(Task prompt): In the records below, pick out all lines containing the word "Yesterday".

── Input records ──

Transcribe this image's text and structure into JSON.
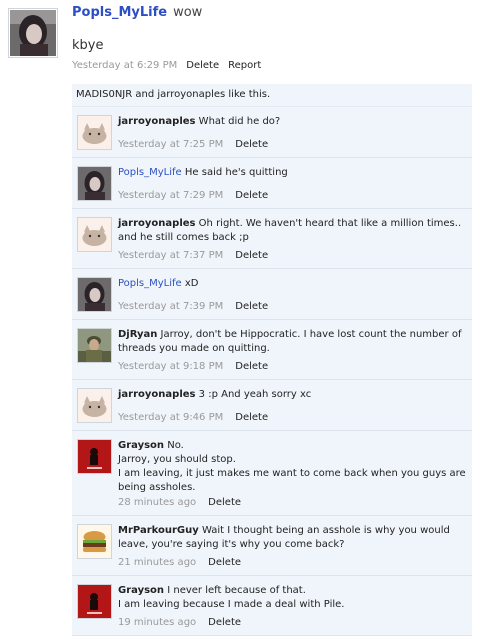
{
  "post": {
    "author": "Popls_MyLife",
    "title": "wow",
    "message": "kbye",
    "timestamp": "Yesterday at 6:29 PM",
    "delete_label": "Delete",
    "report_label": "Report",
    "likes": "MADIS0NJR and jarroyonaples like this."
  },
  "comments": [
    {
      "author": "jarroyonaples",
      "lines": [
        "What did he do?"
      ],
      "time": "Yesterday at 7:25 PM",
      "delete": "Delete"
    },
    {
      "author": "Popls_MyLife",
      "lines": [
        "He said he's quitting"
      ],
      "time": "Yesterday at 7:29 PM",
      "delete": "Delete"
    },
    {
      "author": "jarroyonaples",
      "lines": [
        "Oh right. We haven't heard that like a million times..",
        "and he still comes back ;p"
      ],
      "time": "Yesterday at 7:37 PM",
      "delete": "Delete"
    },
    {
      "author": "Popls_MyLife",
      "lines": [
        "xD"
      ],
      "time": "Yesterday at 7:39 PM",
      "delete": "Delete"
    },
    {
      "author": "DjRyan",
      "lines": [
        "Jarroy, don't be Hippocratic. I have lost count the number of",
        "threads you made on quitting."
      ],
      "time": "Yesterday at 9:18 PM",
      "delete": "Delete"
    },
    {
      "author": "jarroyonaples",
      "lines": [
        "3 :p And yeah sorry xc"
      ],
      "time": "Yesterday at 9:46 PM",
      "delete": "Delete"
    },
    {
      "author": "Grayson",
      "lines": [
        "No.",
        "Jarroy, you should stop.",
        "I am leaving, it just makes me want to come back when you guys are",
        "being assholes."
      ],
      "time": "28 minutes ago",
      "delete": "Delete"
    },
    {
      "author": "MrParkourGuy",
      "lines": [
        "Wait I thought being an asshole is why you would",
        "leave, you're saying it's why you come back?"
      ],
      "time": "21 minutes ago",
      "delete": "Delete"
    },
    {
      "author": "Grayson",
      "lines": [
        "I never left because of that.",
        "I am leaving because I made a deal with Pile."
      ],
      "time": "19 minutes ago",
      "delete": "Delete"
    }
  ]
}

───

(Result of this exercise):
    "timestamp": "Yesterday at 6:29 PM",
      "time": "Yesterday at 7:25 PM",
      "time": "Yesterday at 7:29 PM",
      "time": "Yesterday at 7:37 PM",
      "time": "Yesterday at 7:39 PM",
      "time": "Yesterday at 9:18 PM",
      "time": "Yesterday at 9:46 PM",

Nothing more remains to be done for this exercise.